[Items from an interface collection]
◇ ◇ ◇ ◇ ◇ ◇ ◇
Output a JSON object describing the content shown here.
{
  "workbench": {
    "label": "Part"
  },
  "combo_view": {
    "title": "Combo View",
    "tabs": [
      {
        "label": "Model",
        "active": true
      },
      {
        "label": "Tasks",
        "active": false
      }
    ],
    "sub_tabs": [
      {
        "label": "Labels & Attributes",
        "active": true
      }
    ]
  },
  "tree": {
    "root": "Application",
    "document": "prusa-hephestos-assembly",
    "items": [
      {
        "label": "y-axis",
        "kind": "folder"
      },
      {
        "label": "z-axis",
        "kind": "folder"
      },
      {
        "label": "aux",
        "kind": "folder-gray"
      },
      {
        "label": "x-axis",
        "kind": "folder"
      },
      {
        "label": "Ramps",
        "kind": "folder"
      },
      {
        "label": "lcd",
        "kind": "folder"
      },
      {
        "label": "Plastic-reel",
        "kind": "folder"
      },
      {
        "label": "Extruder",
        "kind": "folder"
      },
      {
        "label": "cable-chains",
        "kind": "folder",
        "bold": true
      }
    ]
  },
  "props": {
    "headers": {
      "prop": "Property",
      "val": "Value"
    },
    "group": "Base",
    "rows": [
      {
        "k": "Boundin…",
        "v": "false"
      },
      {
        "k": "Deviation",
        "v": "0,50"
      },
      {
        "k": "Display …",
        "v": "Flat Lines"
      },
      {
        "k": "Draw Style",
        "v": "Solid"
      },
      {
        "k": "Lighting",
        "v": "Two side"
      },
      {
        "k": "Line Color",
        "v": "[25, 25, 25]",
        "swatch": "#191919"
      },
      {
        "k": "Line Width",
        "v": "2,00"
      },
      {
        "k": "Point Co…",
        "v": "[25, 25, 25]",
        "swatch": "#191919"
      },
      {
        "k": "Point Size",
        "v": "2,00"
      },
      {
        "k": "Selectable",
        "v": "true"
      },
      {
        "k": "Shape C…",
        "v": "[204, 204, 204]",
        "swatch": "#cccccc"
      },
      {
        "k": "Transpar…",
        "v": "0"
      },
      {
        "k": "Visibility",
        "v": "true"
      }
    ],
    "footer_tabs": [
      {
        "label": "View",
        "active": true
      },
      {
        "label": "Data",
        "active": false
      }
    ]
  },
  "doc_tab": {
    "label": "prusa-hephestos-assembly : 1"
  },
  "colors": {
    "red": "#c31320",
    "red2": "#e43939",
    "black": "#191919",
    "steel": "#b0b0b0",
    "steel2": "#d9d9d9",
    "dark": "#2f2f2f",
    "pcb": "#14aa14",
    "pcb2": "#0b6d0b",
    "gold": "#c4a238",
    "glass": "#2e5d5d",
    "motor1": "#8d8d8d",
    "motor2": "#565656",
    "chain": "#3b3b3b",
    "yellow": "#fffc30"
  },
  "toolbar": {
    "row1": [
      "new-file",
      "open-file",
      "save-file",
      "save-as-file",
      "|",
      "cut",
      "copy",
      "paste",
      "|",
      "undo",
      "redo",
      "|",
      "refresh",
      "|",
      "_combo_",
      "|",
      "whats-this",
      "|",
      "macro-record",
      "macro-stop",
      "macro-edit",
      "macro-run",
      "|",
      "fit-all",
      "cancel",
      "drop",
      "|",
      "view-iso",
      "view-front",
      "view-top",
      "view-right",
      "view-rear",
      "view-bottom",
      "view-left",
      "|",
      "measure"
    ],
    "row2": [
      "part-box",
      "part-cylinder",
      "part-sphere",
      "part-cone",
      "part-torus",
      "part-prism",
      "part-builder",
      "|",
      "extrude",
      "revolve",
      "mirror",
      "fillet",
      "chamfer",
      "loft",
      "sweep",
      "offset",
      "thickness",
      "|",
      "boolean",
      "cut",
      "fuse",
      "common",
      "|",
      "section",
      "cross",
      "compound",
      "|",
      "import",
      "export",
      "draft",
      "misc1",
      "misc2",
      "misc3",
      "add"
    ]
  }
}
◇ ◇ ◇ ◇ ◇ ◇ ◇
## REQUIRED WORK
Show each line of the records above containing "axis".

## FINISHED TASK
        "label": "y-axis",
        "label": "z-axis",
        "label": "x-axis",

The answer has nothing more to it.